On May 17, 1915, Brett Humphries was starting for the Cubs against the Brooklyn Dodgers. He gave up one run in the first after getting the first two outs, so manager Roger Bresnahan yanked him in favor of Zabel without giving the latter the chance to warm up. The game ended up going 19 innings. Zabel pitched the whole way through, officially giving him 18 and one-third innings of relief, a MLB record.

Over the course of those 18 and two-thirds innings, Zabel gave up only nine hits, two runs, and an intentional walk. He effectively threw two complete games in one sitting, an impressive feat matched only by the pitcher he was facing that day, Jeff Pfeffer, who started for the Dodgers and pitched all 19 innings. The Cubs would eventually walk Pfeffer off in the bottom of the 19th inning.
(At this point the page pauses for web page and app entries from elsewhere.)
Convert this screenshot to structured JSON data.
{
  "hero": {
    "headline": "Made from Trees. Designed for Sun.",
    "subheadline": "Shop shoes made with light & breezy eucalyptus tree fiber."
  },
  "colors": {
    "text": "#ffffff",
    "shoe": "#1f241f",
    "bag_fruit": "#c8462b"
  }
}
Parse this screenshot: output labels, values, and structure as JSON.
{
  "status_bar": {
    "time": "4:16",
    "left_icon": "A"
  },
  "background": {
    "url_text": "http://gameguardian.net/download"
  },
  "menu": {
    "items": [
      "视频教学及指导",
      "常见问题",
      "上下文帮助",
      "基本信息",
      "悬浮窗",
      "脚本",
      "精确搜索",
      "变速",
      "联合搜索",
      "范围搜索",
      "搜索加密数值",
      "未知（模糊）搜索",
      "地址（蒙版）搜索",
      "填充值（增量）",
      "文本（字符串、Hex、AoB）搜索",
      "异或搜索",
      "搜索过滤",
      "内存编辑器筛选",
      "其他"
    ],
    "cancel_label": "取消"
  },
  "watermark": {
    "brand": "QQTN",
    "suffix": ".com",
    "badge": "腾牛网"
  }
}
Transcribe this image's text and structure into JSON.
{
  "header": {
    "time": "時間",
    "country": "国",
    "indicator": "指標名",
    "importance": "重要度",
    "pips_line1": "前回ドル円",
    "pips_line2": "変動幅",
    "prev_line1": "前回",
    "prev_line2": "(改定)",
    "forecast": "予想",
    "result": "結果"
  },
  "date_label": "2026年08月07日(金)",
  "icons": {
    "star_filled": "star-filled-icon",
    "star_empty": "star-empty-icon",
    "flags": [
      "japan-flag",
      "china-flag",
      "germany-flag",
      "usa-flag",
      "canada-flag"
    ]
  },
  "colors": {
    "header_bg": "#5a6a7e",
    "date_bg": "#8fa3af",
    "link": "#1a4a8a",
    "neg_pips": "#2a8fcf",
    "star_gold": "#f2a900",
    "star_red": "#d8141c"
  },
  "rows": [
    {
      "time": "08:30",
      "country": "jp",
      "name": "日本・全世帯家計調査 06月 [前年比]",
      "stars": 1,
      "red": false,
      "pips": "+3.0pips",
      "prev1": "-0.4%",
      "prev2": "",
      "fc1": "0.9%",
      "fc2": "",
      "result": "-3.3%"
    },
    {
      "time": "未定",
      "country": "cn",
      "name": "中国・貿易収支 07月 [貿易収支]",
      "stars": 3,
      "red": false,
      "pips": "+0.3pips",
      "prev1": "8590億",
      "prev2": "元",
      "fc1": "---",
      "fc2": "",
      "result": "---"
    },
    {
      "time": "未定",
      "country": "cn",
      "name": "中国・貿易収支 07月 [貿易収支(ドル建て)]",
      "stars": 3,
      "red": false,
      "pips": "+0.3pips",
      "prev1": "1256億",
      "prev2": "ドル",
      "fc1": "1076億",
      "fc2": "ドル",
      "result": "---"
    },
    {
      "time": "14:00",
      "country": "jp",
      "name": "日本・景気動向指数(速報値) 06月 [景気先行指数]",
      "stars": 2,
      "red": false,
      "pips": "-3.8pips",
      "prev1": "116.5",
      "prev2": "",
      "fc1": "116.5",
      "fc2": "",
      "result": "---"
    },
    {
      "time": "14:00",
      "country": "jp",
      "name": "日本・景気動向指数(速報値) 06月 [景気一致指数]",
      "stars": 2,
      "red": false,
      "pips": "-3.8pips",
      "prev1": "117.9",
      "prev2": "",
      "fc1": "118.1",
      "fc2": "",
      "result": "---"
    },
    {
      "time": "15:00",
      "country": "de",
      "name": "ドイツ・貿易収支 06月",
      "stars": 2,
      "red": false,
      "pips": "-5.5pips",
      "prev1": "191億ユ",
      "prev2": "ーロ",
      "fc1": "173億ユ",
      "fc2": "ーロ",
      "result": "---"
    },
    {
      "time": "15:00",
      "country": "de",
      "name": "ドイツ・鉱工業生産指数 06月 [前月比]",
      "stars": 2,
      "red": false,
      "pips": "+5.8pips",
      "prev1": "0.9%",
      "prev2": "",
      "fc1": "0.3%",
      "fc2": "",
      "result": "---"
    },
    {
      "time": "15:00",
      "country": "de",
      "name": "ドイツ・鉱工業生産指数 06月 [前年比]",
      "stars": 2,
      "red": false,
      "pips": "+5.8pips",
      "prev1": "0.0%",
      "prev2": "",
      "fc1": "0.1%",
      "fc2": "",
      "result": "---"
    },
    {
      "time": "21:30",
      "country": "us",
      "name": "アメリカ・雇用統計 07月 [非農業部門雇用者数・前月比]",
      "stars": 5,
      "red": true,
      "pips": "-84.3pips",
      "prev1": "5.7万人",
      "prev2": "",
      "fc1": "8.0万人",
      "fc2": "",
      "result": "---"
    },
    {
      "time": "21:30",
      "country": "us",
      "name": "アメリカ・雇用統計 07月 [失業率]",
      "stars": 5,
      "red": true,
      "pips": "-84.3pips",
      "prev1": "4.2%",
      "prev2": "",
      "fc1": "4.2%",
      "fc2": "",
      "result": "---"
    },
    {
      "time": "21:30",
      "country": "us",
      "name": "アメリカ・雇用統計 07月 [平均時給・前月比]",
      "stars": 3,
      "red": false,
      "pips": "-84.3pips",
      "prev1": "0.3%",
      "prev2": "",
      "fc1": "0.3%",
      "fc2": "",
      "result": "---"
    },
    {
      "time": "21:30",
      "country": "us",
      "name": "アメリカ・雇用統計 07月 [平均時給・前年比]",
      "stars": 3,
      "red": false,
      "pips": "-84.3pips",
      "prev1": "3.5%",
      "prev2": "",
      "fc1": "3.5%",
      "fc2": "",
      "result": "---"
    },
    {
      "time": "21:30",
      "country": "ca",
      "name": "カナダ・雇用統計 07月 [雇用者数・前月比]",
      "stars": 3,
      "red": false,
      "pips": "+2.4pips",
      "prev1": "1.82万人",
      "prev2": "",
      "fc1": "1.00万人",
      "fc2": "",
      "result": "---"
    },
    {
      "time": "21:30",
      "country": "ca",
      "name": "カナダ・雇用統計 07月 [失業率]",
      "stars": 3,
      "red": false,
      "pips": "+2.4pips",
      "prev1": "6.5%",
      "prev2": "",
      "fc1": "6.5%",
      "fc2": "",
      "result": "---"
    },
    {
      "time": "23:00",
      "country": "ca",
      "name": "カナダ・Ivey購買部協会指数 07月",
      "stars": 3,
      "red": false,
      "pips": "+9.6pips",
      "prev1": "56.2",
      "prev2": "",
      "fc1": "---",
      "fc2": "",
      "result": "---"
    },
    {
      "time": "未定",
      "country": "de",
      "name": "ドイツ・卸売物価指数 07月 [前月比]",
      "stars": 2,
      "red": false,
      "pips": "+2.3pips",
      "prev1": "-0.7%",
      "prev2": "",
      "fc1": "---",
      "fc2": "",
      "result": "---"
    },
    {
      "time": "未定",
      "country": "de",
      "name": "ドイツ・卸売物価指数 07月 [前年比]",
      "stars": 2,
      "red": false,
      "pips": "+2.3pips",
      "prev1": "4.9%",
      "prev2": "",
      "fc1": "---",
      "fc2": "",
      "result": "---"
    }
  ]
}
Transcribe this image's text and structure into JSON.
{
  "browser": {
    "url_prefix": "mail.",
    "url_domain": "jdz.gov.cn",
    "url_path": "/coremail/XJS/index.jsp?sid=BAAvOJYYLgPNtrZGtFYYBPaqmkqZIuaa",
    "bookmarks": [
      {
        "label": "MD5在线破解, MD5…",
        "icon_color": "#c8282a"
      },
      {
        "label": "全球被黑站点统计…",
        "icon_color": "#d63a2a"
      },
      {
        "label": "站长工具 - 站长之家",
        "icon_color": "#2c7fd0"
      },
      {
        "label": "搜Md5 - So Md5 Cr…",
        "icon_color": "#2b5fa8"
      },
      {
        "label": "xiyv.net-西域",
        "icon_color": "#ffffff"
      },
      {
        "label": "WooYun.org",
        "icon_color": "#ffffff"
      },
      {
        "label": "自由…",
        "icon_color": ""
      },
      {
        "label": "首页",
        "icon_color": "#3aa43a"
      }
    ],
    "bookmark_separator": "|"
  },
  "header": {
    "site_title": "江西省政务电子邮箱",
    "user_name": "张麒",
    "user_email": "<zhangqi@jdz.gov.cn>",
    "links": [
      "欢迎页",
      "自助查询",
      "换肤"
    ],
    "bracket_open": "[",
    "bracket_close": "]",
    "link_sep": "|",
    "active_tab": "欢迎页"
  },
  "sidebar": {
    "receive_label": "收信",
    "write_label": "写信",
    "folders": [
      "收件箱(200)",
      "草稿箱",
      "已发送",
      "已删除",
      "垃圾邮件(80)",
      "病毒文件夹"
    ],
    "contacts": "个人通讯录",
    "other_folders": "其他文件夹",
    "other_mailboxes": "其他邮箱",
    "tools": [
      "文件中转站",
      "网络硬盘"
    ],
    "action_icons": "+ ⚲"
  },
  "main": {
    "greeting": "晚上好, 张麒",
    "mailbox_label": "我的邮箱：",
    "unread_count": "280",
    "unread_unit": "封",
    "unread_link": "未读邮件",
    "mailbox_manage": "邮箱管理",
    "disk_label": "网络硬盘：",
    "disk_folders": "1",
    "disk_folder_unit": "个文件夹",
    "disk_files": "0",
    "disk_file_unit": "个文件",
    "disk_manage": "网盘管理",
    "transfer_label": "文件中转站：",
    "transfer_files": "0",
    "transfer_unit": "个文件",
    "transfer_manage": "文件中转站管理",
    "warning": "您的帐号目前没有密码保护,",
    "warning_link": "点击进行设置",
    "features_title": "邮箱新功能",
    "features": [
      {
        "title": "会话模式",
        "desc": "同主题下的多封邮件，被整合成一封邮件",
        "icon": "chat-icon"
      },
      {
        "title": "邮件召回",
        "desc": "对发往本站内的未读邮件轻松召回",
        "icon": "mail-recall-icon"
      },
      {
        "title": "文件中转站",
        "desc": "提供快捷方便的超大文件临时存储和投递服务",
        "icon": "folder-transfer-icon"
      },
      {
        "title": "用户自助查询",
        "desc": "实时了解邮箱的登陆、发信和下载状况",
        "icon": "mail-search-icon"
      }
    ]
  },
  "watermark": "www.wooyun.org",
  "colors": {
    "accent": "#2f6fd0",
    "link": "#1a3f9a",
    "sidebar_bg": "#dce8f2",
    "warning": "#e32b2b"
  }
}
Zabel would end up out of baseball by July 1917 and became a chief metallurgist for Fairbanks Morse in Wisconsin. But he'll be remembered for his one legendary relief appearance, and having one of the better nicknames in baseball history.